Your task is to filter the data below down to the lines holding "date".
-- Opening Marker --
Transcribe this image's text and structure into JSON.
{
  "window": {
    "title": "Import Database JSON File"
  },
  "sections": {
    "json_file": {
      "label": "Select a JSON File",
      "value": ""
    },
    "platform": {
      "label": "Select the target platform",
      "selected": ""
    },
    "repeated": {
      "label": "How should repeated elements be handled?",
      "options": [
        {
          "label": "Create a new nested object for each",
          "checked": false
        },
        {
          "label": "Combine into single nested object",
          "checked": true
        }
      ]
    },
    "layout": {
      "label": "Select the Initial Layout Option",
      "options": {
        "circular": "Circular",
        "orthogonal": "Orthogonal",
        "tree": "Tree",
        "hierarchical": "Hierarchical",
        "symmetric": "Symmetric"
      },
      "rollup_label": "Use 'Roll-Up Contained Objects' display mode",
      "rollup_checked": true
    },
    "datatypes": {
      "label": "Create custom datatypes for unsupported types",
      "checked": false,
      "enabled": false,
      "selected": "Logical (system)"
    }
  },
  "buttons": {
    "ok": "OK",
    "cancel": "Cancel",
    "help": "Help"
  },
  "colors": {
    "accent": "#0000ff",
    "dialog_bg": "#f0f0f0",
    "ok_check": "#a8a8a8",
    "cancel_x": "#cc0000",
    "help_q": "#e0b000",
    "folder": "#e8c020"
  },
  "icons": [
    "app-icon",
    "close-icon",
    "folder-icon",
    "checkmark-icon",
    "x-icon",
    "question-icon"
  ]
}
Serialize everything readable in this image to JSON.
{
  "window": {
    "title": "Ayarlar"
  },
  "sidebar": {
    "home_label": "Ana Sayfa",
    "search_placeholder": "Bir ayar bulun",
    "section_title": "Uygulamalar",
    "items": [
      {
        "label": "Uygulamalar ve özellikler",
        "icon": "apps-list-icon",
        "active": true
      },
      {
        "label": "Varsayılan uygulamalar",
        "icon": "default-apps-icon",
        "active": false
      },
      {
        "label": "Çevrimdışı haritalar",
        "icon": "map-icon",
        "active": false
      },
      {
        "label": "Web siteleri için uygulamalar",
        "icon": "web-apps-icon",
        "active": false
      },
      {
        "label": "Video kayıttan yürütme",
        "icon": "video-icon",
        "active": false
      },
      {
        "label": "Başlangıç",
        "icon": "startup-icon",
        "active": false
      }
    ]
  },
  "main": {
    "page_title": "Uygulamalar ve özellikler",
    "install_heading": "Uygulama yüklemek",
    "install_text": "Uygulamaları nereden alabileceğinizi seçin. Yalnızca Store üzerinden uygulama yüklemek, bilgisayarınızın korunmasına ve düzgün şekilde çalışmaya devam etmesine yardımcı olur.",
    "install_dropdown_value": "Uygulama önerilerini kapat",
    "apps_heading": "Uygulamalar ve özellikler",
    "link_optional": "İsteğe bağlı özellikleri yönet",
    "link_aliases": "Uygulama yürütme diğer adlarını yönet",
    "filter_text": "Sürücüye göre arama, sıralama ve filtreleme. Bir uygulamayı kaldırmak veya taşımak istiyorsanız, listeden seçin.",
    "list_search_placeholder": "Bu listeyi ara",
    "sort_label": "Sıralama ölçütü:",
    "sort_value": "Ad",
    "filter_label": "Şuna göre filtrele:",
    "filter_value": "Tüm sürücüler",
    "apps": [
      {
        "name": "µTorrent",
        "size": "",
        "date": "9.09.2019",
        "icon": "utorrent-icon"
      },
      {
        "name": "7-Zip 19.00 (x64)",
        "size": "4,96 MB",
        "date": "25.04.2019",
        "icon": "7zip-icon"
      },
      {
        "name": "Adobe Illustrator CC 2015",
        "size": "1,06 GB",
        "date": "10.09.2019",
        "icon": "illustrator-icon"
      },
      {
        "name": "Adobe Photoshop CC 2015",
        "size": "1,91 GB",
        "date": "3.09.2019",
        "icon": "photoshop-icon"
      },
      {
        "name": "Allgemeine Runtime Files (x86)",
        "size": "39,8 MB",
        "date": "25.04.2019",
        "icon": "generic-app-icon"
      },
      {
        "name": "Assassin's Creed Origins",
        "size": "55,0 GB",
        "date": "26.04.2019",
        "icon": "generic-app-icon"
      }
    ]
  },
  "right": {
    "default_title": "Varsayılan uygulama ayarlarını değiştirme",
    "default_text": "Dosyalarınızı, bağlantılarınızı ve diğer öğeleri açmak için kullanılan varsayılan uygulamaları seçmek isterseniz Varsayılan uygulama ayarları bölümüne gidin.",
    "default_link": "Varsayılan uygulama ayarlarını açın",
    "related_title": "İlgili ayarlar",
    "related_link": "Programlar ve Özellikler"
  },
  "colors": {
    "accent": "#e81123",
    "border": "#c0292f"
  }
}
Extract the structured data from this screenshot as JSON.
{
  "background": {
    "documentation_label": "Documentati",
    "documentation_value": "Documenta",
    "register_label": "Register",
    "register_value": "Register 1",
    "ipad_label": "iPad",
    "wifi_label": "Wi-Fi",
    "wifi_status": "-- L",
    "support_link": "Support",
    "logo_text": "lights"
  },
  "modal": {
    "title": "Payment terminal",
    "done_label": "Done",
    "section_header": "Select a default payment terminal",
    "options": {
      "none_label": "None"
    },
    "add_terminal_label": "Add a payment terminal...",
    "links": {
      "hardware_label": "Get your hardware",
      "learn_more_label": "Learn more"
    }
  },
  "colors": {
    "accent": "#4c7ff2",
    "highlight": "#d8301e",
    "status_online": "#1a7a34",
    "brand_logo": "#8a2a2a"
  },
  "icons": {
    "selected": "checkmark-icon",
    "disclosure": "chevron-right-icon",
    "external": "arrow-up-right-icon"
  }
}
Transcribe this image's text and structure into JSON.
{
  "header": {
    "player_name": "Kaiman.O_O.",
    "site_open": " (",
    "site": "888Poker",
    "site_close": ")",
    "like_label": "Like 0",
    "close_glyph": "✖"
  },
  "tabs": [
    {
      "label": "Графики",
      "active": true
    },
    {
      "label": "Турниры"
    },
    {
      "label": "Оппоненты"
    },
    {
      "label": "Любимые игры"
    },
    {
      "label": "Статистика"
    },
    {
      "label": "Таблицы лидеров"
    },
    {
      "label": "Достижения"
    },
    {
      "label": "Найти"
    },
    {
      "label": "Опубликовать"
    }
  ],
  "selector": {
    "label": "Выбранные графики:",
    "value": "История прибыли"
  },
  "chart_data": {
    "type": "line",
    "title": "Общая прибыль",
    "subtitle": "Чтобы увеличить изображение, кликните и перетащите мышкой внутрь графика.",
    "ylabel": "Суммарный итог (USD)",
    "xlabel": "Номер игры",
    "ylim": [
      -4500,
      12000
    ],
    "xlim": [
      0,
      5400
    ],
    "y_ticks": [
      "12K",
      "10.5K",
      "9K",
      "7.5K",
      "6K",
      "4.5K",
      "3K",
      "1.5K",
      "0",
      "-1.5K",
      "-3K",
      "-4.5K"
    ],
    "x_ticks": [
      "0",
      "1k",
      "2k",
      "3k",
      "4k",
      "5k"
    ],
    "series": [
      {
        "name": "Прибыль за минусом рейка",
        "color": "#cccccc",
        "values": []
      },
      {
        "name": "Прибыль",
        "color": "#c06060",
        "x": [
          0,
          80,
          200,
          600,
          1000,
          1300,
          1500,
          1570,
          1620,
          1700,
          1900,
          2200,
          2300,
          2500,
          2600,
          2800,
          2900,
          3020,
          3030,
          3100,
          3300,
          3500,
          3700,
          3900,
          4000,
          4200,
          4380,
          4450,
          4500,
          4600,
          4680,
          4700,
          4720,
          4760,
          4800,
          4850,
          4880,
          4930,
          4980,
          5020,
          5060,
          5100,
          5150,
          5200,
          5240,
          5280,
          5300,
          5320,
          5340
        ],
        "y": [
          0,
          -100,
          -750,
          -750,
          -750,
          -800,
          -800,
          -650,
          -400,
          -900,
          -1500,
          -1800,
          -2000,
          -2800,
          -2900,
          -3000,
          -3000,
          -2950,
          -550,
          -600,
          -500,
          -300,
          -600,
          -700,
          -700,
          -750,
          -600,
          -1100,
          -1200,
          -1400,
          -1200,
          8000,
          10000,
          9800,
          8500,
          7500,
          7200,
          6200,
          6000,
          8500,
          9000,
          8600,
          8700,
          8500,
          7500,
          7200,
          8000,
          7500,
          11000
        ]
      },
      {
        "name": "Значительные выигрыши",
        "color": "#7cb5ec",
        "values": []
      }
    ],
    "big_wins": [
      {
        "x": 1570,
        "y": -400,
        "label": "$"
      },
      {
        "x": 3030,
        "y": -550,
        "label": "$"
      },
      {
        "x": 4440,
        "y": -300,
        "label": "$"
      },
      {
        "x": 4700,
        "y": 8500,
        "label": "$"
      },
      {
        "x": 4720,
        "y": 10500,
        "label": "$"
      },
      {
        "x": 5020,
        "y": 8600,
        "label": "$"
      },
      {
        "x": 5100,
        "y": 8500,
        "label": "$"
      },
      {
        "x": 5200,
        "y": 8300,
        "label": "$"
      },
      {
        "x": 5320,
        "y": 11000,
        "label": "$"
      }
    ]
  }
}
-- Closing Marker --
## Answer to the exercise
        "date": "9.09.2019",
        "date": "25.04.2019",
        "date": "10.09.2019",
        "date": "3.09.2019",
        "date": "25.04.2019",
        "date": "26.04.2019",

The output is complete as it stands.